So, the leadership of one’s wife is best thought of as a mutual working relationship to negotiate life’s journey in a manner that glorifies God and produces a mutually satisfying experience. Husbands should welcome their views’ insight, experience, training, and spiritual gifting.


Now, hear me clearly. I have no problem with wives working and having a career. However, one of the first things we learn about living in a fallen world is that men will earn (provide) by the sweat of the brow being constantly challenged by thorns and thistles. Wives will be burdened with the pain of childbirth and all that goes into mothering. In other words, these will be the main roles of each—providing and mothering. 

Husbands have the freedom to include other activities, as do wives. But each should prioritize their primary tasks, husbands providing and wives mothering. 


Throughout the Old and New Testaments and Christian church history, the motif of men protecting women has been characteristic. While there are many examples where this has not been the case, the exceptions do not cancel the principle; they emphasize it. At the end of this blog, I will include the address for a site that gives an extensive list of verses that capture this principle.

So Why This Blog?

First, this blog has always primarily been about saving marriages. One of the bedrocks of keeping a marriage cohesive and well-functioning is a couple being in sync with the design of the Designer. 

Second, one of the issues that seems to be on the rise among Christian couples is that of husbands using the Scripture’s instruction regarding a husband’s leadership position as a club to demand that their wives become more like mindless servants than helpmates created in the image of God whom God has provided to complement and complete them to produce a dynamic duo capable of raising a godly family.

A Challenge to Husbands

Brothers, it is simple. Humble yourselves under the mighty hand of God (a phrase coined by the Apostle Peter) and put on humility by recognizing that God did not put you in charge with a cattle prod to keep your wife in line. He put you in charge to lead by exercising love that mimics the love of Christ (noted above). He provided you a woman to be your companion, not your servant, to be your lover, your fellow worker who brings to the table gifts, insights, and perspective packaged as a fine vessel to be cherished (greatly appreciated). She needs you, and you need her—that is how God designed it.

Lead her in the study of Scripture but hear her insights. Lead her in prayer and relish in hearing her feminine perspective as she prays for you, the children, and others. Struggle together not   with her, though there will be conflict at times, grow big ears to hear her. When she differs strongly with you, do not become a commanding general, but pause that decision, pray, research, seek outside counsel and until she is comfortable to the point of at least saying, “I may still disagree, but I can support your decision and trust God to work things out for us.

Conclusion and Implementation

I am certain Pam would agree that I’ve never pulled the general position and commanded her. But several times along our sixty-one-year journey together, I convinced her to concede to my way, and I have regretted almost every time.

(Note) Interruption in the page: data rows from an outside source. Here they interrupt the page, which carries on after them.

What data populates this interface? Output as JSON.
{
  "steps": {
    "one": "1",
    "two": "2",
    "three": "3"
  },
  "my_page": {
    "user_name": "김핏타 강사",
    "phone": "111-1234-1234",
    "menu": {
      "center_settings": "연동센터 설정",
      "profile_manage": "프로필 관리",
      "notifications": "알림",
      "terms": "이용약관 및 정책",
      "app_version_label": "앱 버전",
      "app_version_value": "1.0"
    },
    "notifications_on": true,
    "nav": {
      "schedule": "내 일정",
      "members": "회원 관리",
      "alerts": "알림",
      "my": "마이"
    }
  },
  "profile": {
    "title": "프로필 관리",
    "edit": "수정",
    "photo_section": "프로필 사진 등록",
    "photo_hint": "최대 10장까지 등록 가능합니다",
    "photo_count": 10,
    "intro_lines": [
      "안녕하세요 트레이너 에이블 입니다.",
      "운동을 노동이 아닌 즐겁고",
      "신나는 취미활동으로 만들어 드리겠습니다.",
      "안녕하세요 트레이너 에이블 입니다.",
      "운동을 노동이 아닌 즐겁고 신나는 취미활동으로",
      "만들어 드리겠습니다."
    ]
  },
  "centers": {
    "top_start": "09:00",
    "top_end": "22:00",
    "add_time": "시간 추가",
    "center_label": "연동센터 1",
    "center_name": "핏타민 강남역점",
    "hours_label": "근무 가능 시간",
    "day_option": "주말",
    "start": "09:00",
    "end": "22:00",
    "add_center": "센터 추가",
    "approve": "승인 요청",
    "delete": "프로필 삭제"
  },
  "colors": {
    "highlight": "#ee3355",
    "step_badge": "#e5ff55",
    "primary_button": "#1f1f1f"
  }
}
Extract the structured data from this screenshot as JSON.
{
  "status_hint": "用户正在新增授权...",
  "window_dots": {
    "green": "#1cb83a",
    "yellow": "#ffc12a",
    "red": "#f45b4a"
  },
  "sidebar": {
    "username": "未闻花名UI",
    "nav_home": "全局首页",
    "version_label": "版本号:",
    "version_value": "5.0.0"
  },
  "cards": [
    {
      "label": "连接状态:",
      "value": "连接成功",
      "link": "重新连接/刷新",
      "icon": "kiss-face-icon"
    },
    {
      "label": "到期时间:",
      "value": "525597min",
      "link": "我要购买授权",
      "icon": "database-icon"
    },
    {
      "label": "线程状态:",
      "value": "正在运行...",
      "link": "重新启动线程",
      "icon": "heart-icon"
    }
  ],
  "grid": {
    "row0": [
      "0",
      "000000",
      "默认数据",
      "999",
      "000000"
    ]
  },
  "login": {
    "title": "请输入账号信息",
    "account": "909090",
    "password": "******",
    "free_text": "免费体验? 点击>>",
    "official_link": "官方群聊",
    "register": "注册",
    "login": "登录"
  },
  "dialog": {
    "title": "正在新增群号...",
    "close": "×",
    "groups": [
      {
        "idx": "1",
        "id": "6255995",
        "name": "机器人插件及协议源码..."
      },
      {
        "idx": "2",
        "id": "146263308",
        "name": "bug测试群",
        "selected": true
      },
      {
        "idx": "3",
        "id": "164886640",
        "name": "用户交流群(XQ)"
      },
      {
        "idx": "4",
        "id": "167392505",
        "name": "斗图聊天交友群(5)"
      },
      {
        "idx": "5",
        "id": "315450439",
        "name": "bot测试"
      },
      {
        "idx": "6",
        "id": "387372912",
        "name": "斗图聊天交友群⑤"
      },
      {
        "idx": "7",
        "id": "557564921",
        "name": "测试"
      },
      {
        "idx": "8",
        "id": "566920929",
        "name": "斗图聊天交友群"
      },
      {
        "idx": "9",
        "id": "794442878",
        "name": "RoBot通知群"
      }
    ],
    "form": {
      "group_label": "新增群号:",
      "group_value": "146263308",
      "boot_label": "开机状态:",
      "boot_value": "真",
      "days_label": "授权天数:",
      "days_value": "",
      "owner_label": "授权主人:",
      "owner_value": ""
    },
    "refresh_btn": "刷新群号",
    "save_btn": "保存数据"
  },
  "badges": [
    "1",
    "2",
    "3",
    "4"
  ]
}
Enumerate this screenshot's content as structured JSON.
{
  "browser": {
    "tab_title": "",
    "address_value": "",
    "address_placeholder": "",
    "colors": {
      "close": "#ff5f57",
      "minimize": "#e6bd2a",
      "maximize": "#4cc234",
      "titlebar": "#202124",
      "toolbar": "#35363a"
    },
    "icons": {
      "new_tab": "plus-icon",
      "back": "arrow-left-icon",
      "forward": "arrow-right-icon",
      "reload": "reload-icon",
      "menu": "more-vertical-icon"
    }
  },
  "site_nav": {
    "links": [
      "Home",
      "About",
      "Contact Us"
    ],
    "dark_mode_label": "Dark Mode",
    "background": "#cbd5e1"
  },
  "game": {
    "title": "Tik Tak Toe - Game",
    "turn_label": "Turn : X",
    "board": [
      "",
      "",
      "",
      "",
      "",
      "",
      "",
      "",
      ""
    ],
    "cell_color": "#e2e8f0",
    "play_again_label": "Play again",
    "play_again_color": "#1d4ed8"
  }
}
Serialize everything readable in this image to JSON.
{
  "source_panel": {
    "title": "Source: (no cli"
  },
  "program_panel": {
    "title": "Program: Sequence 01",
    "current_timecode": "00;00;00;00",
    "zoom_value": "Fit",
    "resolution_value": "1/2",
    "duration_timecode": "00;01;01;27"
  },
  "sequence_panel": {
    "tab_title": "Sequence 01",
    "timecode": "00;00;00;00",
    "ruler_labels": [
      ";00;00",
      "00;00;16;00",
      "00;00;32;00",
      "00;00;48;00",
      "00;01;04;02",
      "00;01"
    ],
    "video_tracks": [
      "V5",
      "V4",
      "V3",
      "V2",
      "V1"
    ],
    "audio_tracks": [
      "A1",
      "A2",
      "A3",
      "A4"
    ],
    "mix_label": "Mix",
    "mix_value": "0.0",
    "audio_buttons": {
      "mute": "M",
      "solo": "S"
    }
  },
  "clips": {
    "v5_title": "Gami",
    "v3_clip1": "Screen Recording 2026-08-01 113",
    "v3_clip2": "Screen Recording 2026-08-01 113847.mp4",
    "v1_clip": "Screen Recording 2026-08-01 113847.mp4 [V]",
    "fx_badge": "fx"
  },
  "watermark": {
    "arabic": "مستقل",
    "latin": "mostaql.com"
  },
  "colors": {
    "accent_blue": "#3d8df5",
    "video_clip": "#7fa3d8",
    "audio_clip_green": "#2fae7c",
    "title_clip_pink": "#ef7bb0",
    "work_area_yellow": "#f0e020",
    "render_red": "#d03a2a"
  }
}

She was wiser than I, and the bank account gave evidence of that fact. God used the bank account to refine my understanding.

Here is how, brothers, to implement a self-examination. First, assure your wife that you desire honest answers to some questions you desire to ask her because you want to repent where necessary. Then ask:

  1. Are there times when my leadership makes you feel like you are the recruit and I am the general?
  2. Can you give one or two examples, please?
  3. How could I have approached you differently than I did?
  4. Please forgive me. While I would not have here to for, characterized those times as being a general commanding a recruit, I certainly acted that way.
  5. Today. I want to commit to you; if I do that again, I want you to say, “Honey, I’m not your recruit. I am your wife and want you to consider my input important.

This entry was posted in Marriage. Bookmark the permalink.

Leave a Reply

Your email address will not be published. Required fields are marked *